(Baha’u’llah, The Kitab-i-Aqdas, p. 37)
Almost 8 years ago I contemplated the role I had to play in my daughters’ lives to ensure the right balance between two priorities I had set for myself — to nurture in them both a Bahá’í and a Bulgarian identity — priorities clearly in contrast to today’s society’s direction. I had strived to make each interaction with my girls meaningful, regardless of the day it would take place, questioning at times the notion of Father’s Day as a singular event of import. But I am also practicing gratitude for the many gifts — deserved or not — I have been blessed with.
Earlier this week while on the phone with my younger one, Juliet, she told me that she is ready with my Father’s Day present. I asked her if she wanted to tell me what the present was or she’d prefer to keep it secret — she chose to keep it a surprise. However, on Wednesday, when I stopped by to give her and her sister a ride to their ice skating lesson, Juliet gave me the gift, beaming with love and pride.
I was so delighted, hugging her I told Juliet that my heart belongs to her and her sister Sofia, and to Bahá’u’lláh:
I wondered then what Sofia’s present might be, fully aware that even if it was just a hug I would be more than delighted. Then Friday night came and with it, the talent show at Sofia’s middle school.
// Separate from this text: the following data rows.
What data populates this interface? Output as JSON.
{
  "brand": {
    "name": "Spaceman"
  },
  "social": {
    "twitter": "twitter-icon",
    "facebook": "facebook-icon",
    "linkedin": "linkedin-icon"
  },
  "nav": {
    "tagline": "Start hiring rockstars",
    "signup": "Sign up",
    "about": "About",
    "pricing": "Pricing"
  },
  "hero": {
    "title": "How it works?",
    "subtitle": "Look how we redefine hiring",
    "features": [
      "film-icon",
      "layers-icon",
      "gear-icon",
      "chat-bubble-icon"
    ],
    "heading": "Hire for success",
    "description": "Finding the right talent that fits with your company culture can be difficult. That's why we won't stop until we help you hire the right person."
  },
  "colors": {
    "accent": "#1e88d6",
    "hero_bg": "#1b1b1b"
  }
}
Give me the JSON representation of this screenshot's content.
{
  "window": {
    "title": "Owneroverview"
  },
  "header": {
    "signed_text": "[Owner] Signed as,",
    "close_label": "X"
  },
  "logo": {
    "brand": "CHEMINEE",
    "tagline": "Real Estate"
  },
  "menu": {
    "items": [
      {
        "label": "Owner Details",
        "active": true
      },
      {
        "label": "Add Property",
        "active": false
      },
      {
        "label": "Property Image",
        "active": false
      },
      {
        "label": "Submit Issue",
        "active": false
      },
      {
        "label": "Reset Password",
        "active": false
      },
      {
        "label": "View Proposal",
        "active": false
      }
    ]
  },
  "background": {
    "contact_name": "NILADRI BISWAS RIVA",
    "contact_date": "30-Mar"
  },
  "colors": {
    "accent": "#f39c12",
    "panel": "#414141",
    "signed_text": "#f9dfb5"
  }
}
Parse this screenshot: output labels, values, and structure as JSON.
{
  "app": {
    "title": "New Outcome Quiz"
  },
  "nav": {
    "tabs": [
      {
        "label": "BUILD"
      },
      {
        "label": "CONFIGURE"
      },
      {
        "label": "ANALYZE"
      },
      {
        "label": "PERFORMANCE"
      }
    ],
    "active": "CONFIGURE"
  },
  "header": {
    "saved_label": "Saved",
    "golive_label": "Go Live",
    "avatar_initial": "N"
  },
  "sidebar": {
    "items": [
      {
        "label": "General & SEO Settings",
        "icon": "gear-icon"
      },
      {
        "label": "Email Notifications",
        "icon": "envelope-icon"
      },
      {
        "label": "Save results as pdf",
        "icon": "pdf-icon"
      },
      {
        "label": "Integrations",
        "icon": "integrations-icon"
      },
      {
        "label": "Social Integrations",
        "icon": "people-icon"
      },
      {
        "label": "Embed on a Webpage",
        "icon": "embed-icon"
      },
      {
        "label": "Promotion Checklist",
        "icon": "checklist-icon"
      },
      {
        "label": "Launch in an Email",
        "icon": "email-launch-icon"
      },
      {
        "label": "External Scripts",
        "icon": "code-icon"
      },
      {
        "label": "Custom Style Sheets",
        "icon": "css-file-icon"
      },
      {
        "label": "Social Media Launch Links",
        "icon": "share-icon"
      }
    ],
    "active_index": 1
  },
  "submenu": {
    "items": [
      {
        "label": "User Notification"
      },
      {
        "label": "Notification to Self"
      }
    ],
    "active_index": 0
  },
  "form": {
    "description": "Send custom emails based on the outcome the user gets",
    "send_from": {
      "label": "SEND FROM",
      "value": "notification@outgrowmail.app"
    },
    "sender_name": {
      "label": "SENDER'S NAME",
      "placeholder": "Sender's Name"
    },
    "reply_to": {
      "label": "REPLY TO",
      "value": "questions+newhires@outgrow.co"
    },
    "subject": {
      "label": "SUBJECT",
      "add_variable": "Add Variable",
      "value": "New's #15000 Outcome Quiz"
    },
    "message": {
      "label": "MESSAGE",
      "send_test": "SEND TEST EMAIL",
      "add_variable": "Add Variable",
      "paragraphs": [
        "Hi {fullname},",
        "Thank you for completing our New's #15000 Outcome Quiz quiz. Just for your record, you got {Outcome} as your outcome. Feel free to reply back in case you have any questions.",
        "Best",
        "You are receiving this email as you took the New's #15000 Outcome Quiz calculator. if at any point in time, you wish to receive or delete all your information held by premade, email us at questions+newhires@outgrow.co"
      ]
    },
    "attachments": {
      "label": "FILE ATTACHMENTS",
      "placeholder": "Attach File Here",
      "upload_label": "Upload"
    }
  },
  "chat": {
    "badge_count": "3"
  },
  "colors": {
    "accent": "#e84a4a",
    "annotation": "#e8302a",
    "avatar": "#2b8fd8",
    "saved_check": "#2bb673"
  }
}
I was aware that her search for a meaningful contribution to the performance evolved from a pop song suggested by her mom, to the recitation of one of Shakespeare’s sonnets she knows by heart, but for whatever reason she chose to sing (and play on the ukulele I had given her for her 12th birthday) a song “I am a Bulgarian”, based on a poem by the patriarch of Bulgarian literature, Ivan Vazov.
When I shared the link to this video with Sofia’s mom, her response was: “That’s the best possible father’s day present to you…”